▸ **PROBLEM TO SOLVE**: Look for the word "Contact" in the data below, and copy every line that holds it.

++++++

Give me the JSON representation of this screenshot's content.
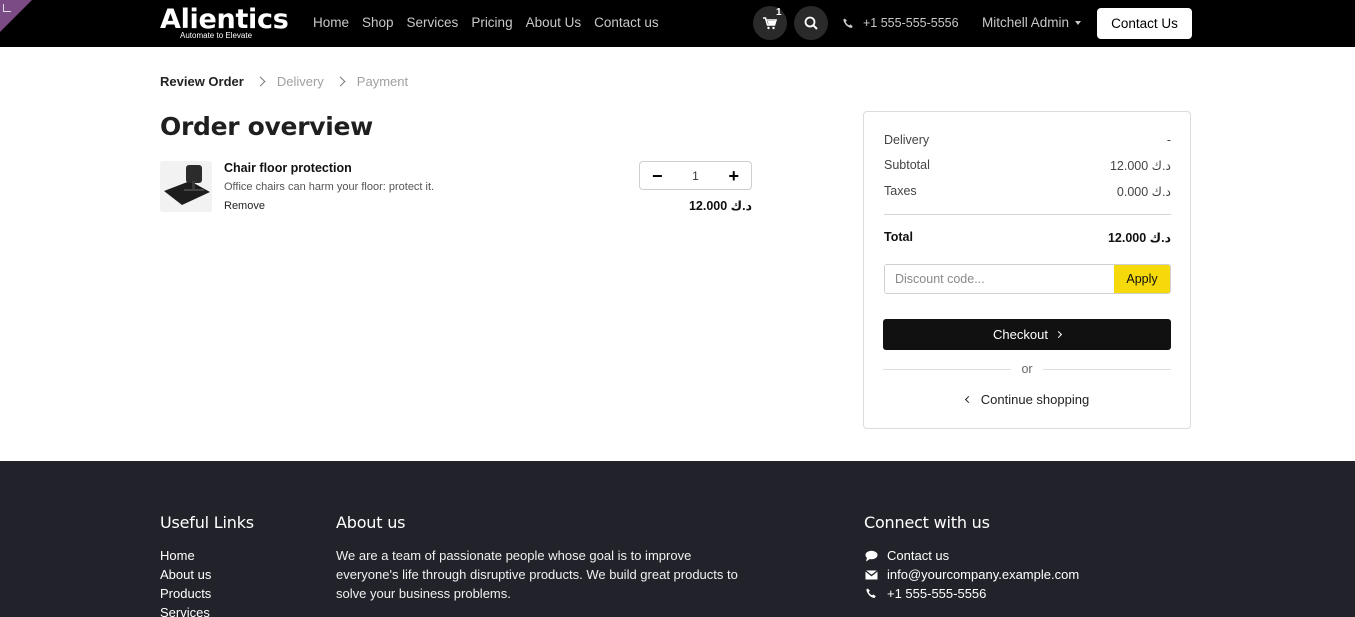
{
  "header": {
    "logo_text": "Alientics",
    "logo_tagline": "Automate to Elevate",
    "nav": [
      "Home",
      "Shop",
      "Services",
      "Pricing",
      "About Us",
      "Contact us"
    ],
    "cart_count": "1",
    "phone": "+1 555-555-5556",
    "user_name": "Mitchell Admin",
    "contact_button": "Contact Us"
  },
  "breadcrumb": {
    "steps": [
      "Review Order",
      "Delivery",
      "Payment"
    ]
  },
  "page_title": "Order overview",
  "cart_line": {
    "product_name": "Chair floor protection",
    "description": "Office chairs can harm your floor: protect it.",
    "remove_label": "Remove",
    "quantity": "1",
    "price": "د.ك 12.000"
  },
  "summary": {
    "delivery_label": "Delivery",
    "delivery_value": "-",
    "subtotal_label": "Subtotal",
    "subtotal_value": "د.ك 12.000",
    "taxes_label": "Taxes",
    "taxes_value": "د.ك 0.000",
    "total_label": "Total",
    "total_value": "د.ك 12.000",
    "discount_placeholder": "Discount code...",
    "apply_label": "Apply",
    "checkout_label": "Checkout",
    "or_label": "or",
    "continue_label": "Continue shopping"
  },
  "footer": {
    "links_title": "Useful Links",
    "links": [
      "Home",
      "About us",
      "Products",
      "Services"
    ],
    "about_title": "About us",
    "about_text": "We are a team of passionate people whose goal is to improve everyone's life through disruptive products. We build great products to solve your business problems.",
    "connect_title": "Connect with us",
    "connect_contact": "Contact us",
    "connect_email": "info@yourcompany.example.com",
    "connect_phone": "+1 555-555-5556"
  },
  "colors": {
    "header_bg": "#000000",
    "footer_bg": "#22232a",
    "apply_button": "#f5d90a",
    "checkout_button": "#111111",
    "corner_accent": "#7a4b85"
  },
  "icons": [
    "cart-icon",
    "search-icon",
    "phone-icon",
    "chat-icon",
    "envelope-icon"
  ]
}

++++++

▸ **WORKED SOLUTION**:
      "Contact us"
    "contact_button": "Contact Us"
    "connect_contact": "Contact us",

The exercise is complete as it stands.